MERRILLVILLE -- Sunday night was a pretty cool experience for myself.
And no, it had absolutely nothing to do with the NBA All-Star game. I did get home in time to watch the second half of the “game” with all kinds of new rules and schemes and nonsense, but that nearly put me to sleep.
All-Star games are pointless, especially when played in the arena of one of the worst organizations in basketball. I only wish Bulls’ coach Jim Boylen would’ve walked onto the floor to call a timeout with three seconds left in the game.
But I digress.
I was invited to attend to the Andrean Sports Hall of Fame banquet in the school’s cafeteria. This class of 2020 was insane, a who’s who of greatness at one of the Region’s most impressive athletic schools in the last 25 years.
Andrean baseball coach Dave Pishkur was very kind with the microphone in his hand, welcoming me personally and thanking me for all the 59ers’ stories these fingers have penned over the years. The memories of all the games, teams, players and coaches I’d seen at 5959 Broadway rushed to my brain pulling in and made me smile.
A tear came to my eyes, too.
Memories light the corners of my mind. Misty water-colored memories, of the way we were.
Dennis Gutowski was the Master of Ceremonies and he had a lot to say about those honored.
Sara Butterworth-Tomasevich graduated in 2000 and was a soccer and softball star, leading Andrean to a state championship game appearance in each sport. She kicked the ball at Tampa in college.
Joe Mack graduated in 2006. He was a star in the 2005 baseball state championship team. He then played at Ball State and Northern Kentucky.

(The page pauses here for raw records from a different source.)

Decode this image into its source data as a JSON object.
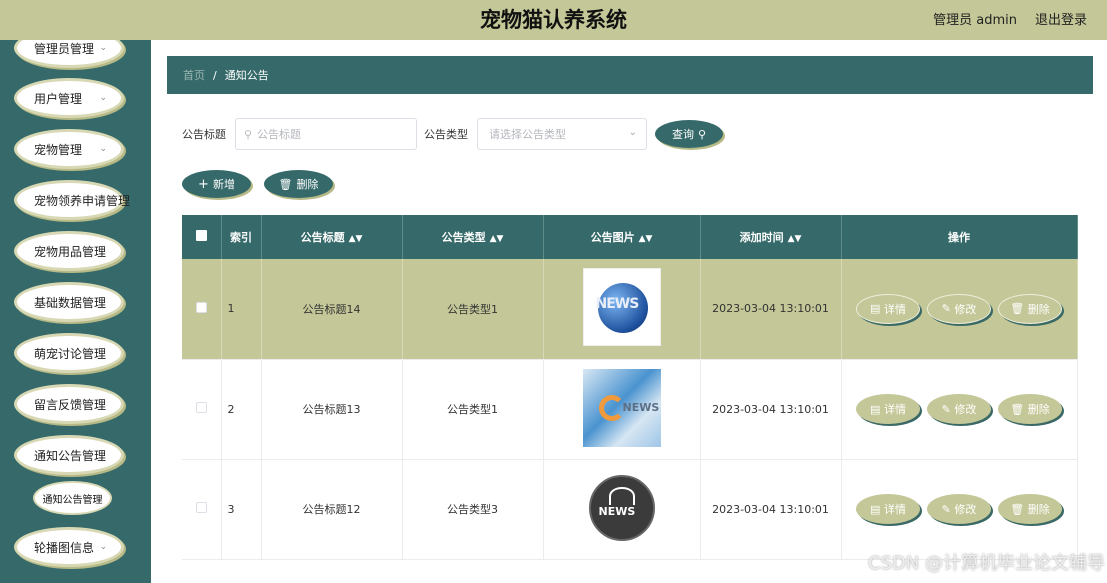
{
  "header": {
    "title": "宠物猫认养系统",
    "user_label": "管理员 admin",
    "logout_label": "退出登录"
  },
  "sidebar": {
    "items": [
      {
        "label": "管理员管理",
        "has_chevron": true
      },
      {
        "label": "用户管理",
        "has_chevron": true
      },
      {
        "label": "宠物管理",
        "has_chevron": true
      },
      {
        "label": "宠物领养申请管理",
        "has_chevron": false
      },
      {
        "label": "宠物用品管理",
        "has_chevron": false
      },
      {
        "label": "基础数据管理",
        "has_chevron": false
      },
      {
        "label": "萌宠讨论管理",
        "has_chevron": false
      },
      {
        "label": "留言反馈管理",
        "has_chevron": false
      },
      {
        "label": "通知公告管理",
        "has_chevron": false
      },
      {
        "label": "轮播图信息",
        "has_chevron": true
      }
    ],
    "sub_item": "通知公告管理"
  },
  "breadcrumb": {
    "home": "首页",
    "separator": "/",
    "current": "通知公告"
  },
  "search": {
    "title_label": "公告标题",
    "title_placeholder": "公告标题",
    "type_label": "公告类型",
    "type_placeholder": "请选择公告类型",
    "query_label": "查询"
  },
  "actions": {
    "add_label": "新增",
    "delete_label": "删除"
  },
  "table": {
    "columns": [
      "索引",
      "公告标题",
      "公告类型",
      "公告图片",
      "添加时间",
      "操作"
    ],
    "rows": [
      {
        "index": "1",
        "title": "公告标题14",
        "type": "公告类型1",
        "image_icon": "news-globe-image",
        "time": "2023-03-04 13:10:01",
        "highlighted": true
      },
      {
        "index": "2",
        "title": "公告标题13",
        "type": "公告类型1",
        "image_icon": "news-swirl-image",
        "time": "2023-03-04 13:10:01",
        "highlighted": false
      },
      {
        "index": "3",
        "title": "公告标题12",
        "type": "公告类型3",
        "image_icon": "news-badge-image",
        "time": "2023-03-04 13:10:01",
        "highlighted": false
      }
    ],
    "row_actions": {
      "detail": "详情",
      "edit": "修改",
      "delete": "删除"
    }
  },
  "watermark": "CSDN @计算机毕业论文辅导",
  "colors": {
    "primary": "#366a6a",
    "accent": "#c4c797",
    "topbar": "#c4c797"
  }
}
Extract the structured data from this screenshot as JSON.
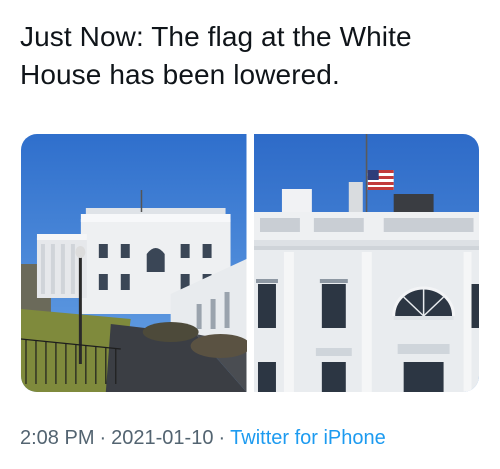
{
  "tweet": {
    "text": "Just Now: The flag at the White House has been lowered.",
    "media": [
      {
        "icon": "white-house-exterior-photo"
      },
      {
        "icon": "white-house-half-staff-flag-photo"
      }
    ]
  },
  "meta": {
    "time": "2:08 PM",
    "separator": "·",
    "date": "2021-01-10",
    "source": "Twitter for iPhone"
  },
  "colors": {
    "text": "#0f1419",
    "meta": "#536471",
    "link": "#1d9bf0",
    "sky": "#3f7ed3"
  }
}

Audrey Bickel graduated in 2010 and she was the best hitter I ever covered in 25 years. When she hit the ball folks ran for cover. Her home run in the 2007 state championship was the game winner. She then starred at Ball State, setting records all along the way.
Kenny Mahala graduated in 2010 and was perhaps the best player in Andrean baseball history. He was the best on Pishkur’s ‘09 and ‘10 state championship teams. He then played at Ball State, too.

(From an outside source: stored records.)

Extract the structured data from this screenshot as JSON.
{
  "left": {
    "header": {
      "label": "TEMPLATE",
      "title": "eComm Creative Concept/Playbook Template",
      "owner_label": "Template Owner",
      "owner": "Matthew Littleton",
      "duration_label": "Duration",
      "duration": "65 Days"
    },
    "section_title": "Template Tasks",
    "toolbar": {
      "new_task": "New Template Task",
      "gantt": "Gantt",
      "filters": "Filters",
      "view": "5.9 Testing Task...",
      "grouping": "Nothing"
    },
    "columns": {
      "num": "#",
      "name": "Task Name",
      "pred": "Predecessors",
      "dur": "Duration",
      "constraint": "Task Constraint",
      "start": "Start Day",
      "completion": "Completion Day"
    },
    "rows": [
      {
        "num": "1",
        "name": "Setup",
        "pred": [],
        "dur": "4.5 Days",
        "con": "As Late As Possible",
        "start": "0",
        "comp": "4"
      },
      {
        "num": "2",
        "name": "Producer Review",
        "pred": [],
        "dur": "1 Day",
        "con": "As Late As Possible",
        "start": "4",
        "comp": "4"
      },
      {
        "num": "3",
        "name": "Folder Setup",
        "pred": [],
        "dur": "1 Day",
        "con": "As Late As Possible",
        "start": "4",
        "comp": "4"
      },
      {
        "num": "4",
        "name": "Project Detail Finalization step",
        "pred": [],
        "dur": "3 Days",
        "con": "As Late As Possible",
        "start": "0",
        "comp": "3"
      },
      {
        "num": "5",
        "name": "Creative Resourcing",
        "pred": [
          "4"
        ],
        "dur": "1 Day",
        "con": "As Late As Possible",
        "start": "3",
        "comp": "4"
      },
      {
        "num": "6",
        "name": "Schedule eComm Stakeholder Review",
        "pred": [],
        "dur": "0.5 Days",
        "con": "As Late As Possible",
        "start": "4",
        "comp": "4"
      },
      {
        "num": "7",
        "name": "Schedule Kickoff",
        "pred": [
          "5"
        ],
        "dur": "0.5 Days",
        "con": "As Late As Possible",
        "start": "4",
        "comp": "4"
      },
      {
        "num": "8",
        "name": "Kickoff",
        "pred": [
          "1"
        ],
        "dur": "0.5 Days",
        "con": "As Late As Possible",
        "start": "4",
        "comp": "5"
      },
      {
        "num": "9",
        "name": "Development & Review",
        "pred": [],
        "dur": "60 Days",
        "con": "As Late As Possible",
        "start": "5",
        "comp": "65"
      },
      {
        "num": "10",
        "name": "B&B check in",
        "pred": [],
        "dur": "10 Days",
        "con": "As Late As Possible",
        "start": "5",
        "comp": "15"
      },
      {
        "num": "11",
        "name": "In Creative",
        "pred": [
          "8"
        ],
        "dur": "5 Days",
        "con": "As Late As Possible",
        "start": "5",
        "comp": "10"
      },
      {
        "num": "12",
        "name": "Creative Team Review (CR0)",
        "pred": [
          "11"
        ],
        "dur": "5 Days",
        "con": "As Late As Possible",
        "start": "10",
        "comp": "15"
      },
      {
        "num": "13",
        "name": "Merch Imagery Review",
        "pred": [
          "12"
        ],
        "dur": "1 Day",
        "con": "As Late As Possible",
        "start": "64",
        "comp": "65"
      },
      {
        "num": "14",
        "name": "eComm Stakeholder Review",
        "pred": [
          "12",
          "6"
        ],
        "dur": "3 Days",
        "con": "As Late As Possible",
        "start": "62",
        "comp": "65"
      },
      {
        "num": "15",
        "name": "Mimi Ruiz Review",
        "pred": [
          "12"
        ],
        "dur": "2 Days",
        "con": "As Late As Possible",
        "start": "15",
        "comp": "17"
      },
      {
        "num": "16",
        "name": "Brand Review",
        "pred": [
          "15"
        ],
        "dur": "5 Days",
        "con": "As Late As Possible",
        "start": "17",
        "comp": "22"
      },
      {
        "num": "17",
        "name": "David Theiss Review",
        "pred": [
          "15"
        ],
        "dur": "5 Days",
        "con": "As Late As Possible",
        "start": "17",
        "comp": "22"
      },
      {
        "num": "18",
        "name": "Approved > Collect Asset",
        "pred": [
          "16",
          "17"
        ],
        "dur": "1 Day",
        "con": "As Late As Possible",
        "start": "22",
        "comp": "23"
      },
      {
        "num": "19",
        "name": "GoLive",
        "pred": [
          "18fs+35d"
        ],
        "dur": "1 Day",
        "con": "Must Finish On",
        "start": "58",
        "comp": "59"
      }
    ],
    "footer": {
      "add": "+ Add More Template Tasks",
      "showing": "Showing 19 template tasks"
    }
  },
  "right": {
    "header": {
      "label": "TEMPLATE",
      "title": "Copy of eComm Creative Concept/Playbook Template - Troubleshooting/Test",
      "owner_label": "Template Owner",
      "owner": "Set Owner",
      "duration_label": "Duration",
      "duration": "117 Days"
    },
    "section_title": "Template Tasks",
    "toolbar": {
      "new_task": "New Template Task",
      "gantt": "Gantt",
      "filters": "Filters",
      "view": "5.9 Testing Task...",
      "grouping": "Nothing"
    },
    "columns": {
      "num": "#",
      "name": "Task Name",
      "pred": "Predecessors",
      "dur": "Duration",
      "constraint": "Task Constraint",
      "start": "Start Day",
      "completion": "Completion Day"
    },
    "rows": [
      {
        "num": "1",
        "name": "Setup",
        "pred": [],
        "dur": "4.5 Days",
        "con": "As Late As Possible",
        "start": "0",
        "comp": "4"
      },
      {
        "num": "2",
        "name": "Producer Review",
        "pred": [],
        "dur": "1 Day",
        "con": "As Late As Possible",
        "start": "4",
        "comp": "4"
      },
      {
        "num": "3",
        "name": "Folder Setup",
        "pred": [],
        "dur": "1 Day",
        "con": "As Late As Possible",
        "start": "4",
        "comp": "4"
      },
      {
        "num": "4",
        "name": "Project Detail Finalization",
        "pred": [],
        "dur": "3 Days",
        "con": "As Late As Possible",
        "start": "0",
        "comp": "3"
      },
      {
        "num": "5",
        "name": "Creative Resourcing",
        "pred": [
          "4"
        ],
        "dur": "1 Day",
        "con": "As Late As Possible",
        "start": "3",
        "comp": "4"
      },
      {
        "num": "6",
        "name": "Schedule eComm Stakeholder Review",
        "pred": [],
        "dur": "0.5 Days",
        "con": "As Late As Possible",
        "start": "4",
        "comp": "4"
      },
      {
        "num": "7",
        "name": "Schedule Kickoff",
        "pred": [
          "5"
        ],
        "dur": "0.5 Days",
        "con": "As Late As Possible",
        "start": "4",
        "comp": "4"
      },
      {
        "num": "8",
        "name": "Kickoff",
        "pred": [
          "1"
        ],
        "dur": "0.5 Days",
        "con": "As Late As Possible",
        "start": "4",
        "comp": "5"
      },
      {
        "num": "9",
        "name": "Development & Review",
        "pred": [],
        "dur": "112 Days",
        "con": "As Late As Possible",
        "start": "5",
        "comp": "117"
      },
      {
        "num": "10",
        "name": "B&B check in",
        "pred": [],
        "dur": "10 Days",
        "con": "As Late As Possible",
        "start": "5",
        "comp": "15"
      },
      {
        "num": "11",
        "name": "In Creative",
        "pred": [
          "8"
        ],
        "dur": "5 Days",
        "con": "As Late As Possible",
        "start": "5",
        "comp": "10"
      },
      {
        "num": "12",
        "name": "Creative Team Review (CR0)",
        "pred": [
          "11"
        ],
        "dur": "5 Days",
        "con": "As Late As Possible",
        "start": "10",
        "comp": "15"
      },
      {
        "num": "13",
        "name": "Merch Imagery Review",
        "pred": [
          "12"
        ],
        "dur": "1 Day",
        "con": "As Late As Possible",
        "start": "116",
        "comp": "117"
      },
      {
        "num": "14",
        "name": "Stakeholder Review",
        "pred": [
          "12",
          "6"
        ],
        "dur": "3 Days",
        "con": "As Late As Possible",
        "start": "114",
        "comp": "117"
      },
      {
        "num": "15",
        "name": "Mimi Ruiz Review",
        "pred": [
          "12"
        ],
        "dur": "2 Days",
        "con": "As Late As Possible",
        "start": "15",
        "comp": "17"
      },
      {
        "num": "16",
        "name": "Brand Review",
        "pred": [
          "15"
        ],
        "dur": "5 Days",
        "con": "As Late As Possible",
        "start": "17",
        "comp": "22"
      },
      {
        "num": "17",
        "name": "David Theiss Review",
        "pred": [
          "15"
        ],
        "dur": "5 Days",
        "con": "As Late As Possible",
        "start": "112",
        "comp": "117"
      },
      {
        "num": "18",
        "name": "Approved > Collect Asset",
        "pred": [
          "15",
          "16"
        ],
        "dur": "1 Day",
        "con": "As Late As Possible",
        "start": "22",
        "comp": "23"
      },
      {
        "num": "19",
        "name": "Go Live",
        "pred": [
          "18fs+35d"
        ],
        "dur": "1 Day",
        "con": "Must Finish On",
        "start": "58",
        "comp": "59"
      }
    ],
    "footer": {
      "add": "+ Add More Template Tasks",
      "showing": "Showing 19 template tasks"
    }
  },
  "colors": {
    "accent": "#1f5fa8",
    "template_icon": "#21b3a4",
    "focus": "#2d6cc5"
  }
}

Sean Manaea also graduated in 2010. He wasn’t at the event. He’s at Spring Training for the Oakland A’s. The massive lefty threw a no-hitter against the Red Sox in 2018 and started the Wild Card game last fall. You should be able to watch him on the TV for the next decade.
Phil Mason returned “home” as he said and was inducted. He coached the 59ers from 2008 through 2015, winning state in ‘13 and returning to the state final in ‘14. The current coach at Michigan City thanked the student athletes, their parents and his family in an emotional speech.

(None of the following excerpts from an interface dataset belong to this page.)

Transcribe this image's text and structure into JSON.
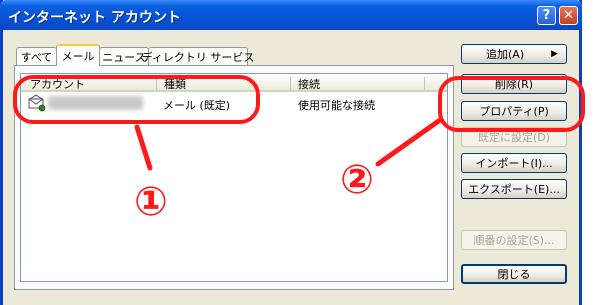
{
  "window": {
    "title": "インターネット アカウント",
    "help_glyph": "?",
    "close_glyph": "✕"
  },
  "tabs": [
    {
      "label": "すべて",
      "active": false
    },
    {
      "label": "メール",
      "active": true
    },
    {
      "label": "ニュース",
      "active": false
    },
    {
      "label": "ディレクトリ サービス",
      "active": false
    }
  ],
  "list": {
    "columns": [
      "アカウント",
      "種類",
      "接続"
    ],
    "rows": [
      {
        "account": "",
        "type": "メール (既定)",
        "connection": "使用可能な接続"
      }
    ]
  },
  "buttons": {
    "add": "追加(A)",
    "add_arrow": "▶",
    "remove": "削除(R)",
    "properties": "プロパティ(P)",
    "set_default": "既定に設定(D)",
    "import": "インポート(I)...",
    "export": "エクスポート(E)...",
    "order": "順番の設定(S)...",
    "close": "閉じる"
  },
  "annotations": {
    "one": "①",
    "two": "②",
    "color": "#ff1a1a"
  },
  "colors": {
    "titlebar": "#0653d6",
    "dialog_bg": "#ece9d8"
  }
}
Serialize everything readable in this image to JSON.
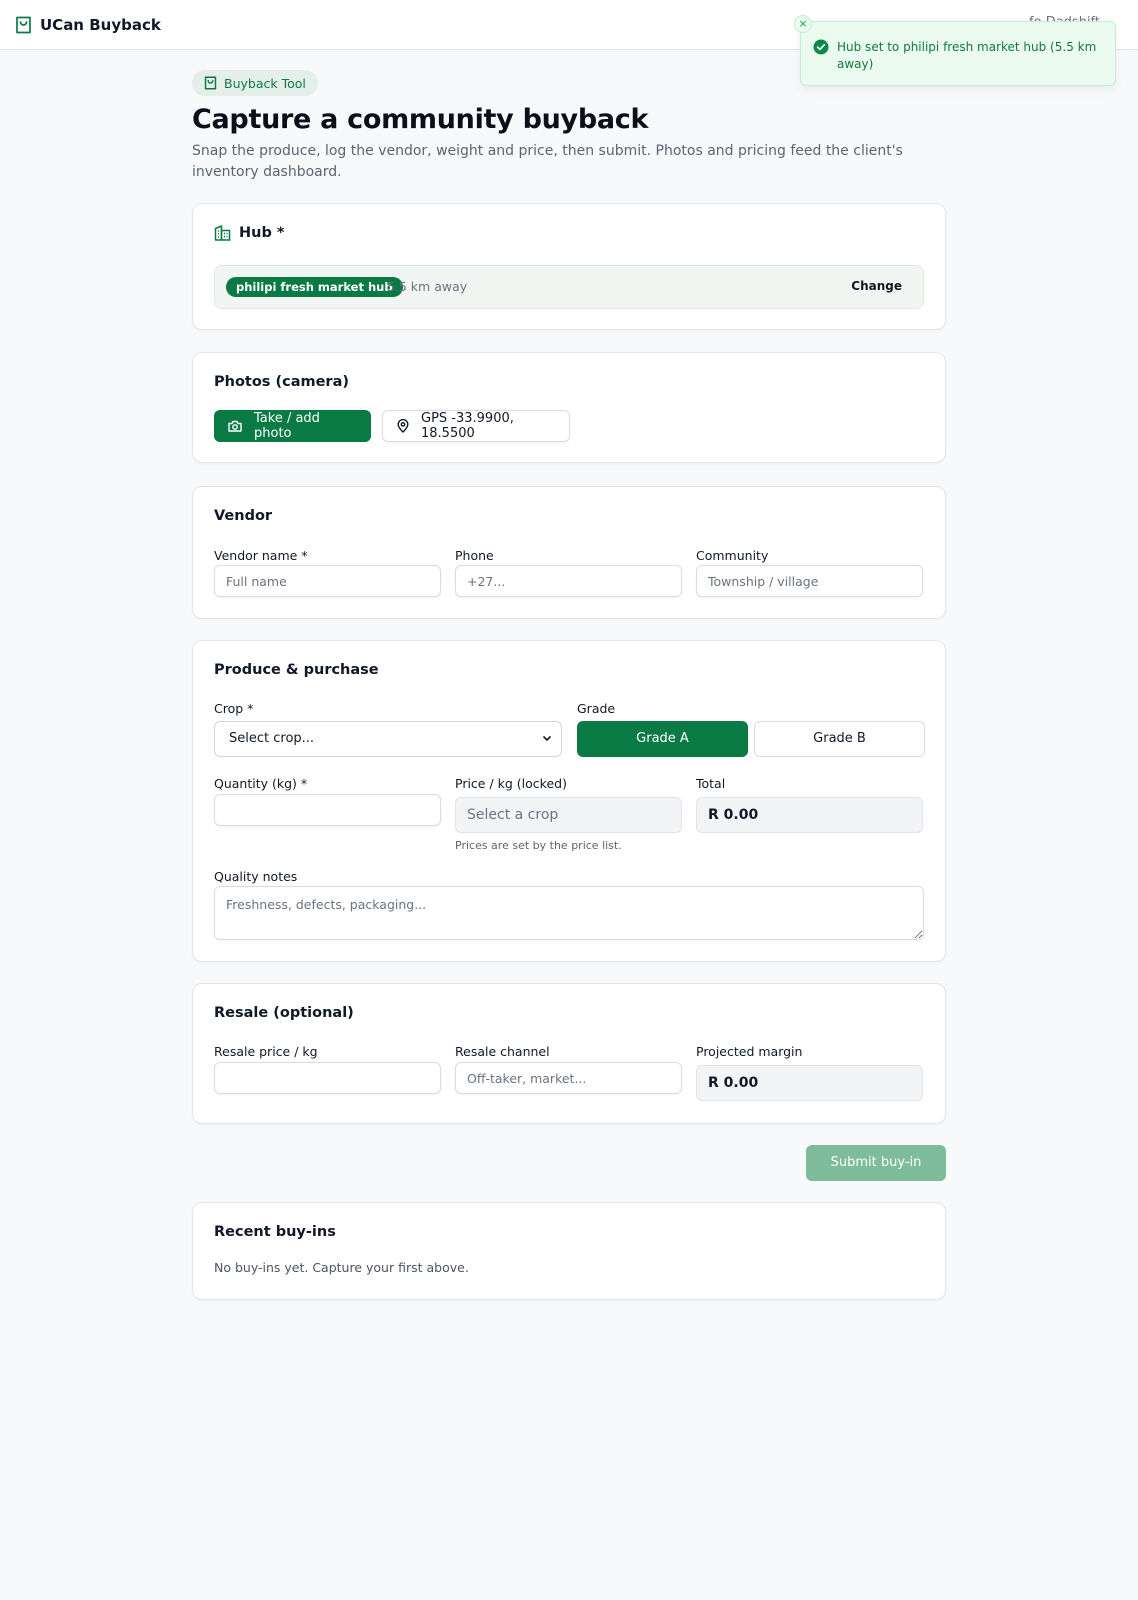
{
  "app": {
    "name": "UCan Buyback",
    "header_right": "fo Dadshift"
  },
  "toast": {
    "message": "Hub set to philipi fresh market hub (5.5 km away)",
    "close": "×"
  },
  "page": {
    "badge": "Buyback Tool",
    "title": "Capture a community buyback",
    "subtitle": "Snap the produce, log the vendor, weight and price, then submit. Photos and pricing feed the client's inventory dashboard."
  },
  "hub": {
    "title": "Hub *",
    "selected": "philipi fresh market hub",
    "distance": "· 5.5 km away",
    "change_label": "Change"
  },
  "photos": {
    "title": "Photos (camera)",
    "take_photo_label": "Take / add photo",
    "gps_label": "GPS -33.9900, 18.5500"
  },
  "vendor": {
    "title": "Vendor",
    "name_label": "Vendor name *",
    "name_placeholder": "Full name",
    "phone_label": "Phone",
    "phone_placeholder": "+27...",
    "community_label": "Community",
    "community_placeholder": "Township / village"
  },
  "produce": {
    "title": "Produce & purchase",
    "crop_label": "Crop *",
    "crop_value": "Select crop...",
    "grade_label": "Grade",
    "grades": [
      "Grade A",
      "Grade B"
    ],
    "selected_grade": "Grade A",
    "quantity_label": "Quantity (kg) *",
    "quantity_value": "",
    "price_label": "Price / kg (locked)",
    "price_value": "Select a crop",
    "price_hint": "Prices are set by the price list.",
    "total_label": "Total",
    "total_value": "R 0.00",
    "notes_label": "Quality notes",
    "notes_placeholder": "Freshness, defects, packaging..."
  },
  "resale": {
    "title": "Resale (optional)",
    "price_label": "Resale price / kg",
    "price_value": "",
    "channel_label": "Resale channel",
    "channel_placeholder": "Off-taker, market...",
    "margin_label": "Projected margin",
    "margin_value": "R 0.00"
  },
  "submit": {
    "label": "Submit buy-in"
  },
  "recent": {
    "title": "Recent buy-ins",
    "empty_text": "No buy-ins yet. Capture your first above."
  },
  "colors": {
    "brand": "#0a7a45",
    "brand_light": "#e3efe8",
    "toast_bg": "#ebfbf0",
    "submit_disabled": "#7fbc9c"
  },
  "icons": {
    "brand": "shopping-bag-icon",
    "badge": "shopping-bag-icon",
    "hub": "building-icon",
    "camera": "camera-icon",
    "gps": "map-pin-icon",
    "toast": "check-circle-icon"
  }
}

“Thanks for allowing your kids to call me coach,” he said. “That means the world to me.”
Bob Buscher coached the 59ers boys basketball program from 1988 through 1996, winning five single-class sectionals. Under his leadership, Andrean went from average to excellent on the hardwood and this has remained so ever since. Please keep coach Buscher in your prayers as he wasn’t able to make it due to a family illness.
All these names you know and remember. You’ve probably never heard of George Walton. The success of Andrean comes from people who work behind the scenes to make sure the lights are plugged in and the goalposts are straight on the field of play. This is what Walton did for many years. All high schools have such volunteers who sweat and work off the main stage. Make sure you say thank you to people like Walton.
And finally, Andrean’s 2012 softball team was inducted. Coach Brooke Baker-Runyon and several members of that great team were there. They did a group speech about what that talented team was able to accomplish, led by pitching ace Nikki Steinbach.
Having been away from such things for a year and a half I was moved by the words and stories spoken at the event. These Hall of Famers spoke of sacrifice. Giving it everything you have every day. Belief in others. A collective example of the old saying, “Tradition Never Graduates.”
Family was spoken about a lot. This is the backbone of athletic success on Broadway.
Thank you for allowing me to observe this great event and great people. It was a lot of fun.
Can it be that it was all so simple then? Or has time re-written every line? If we had a chance to do it all again, tell me would we? Could we?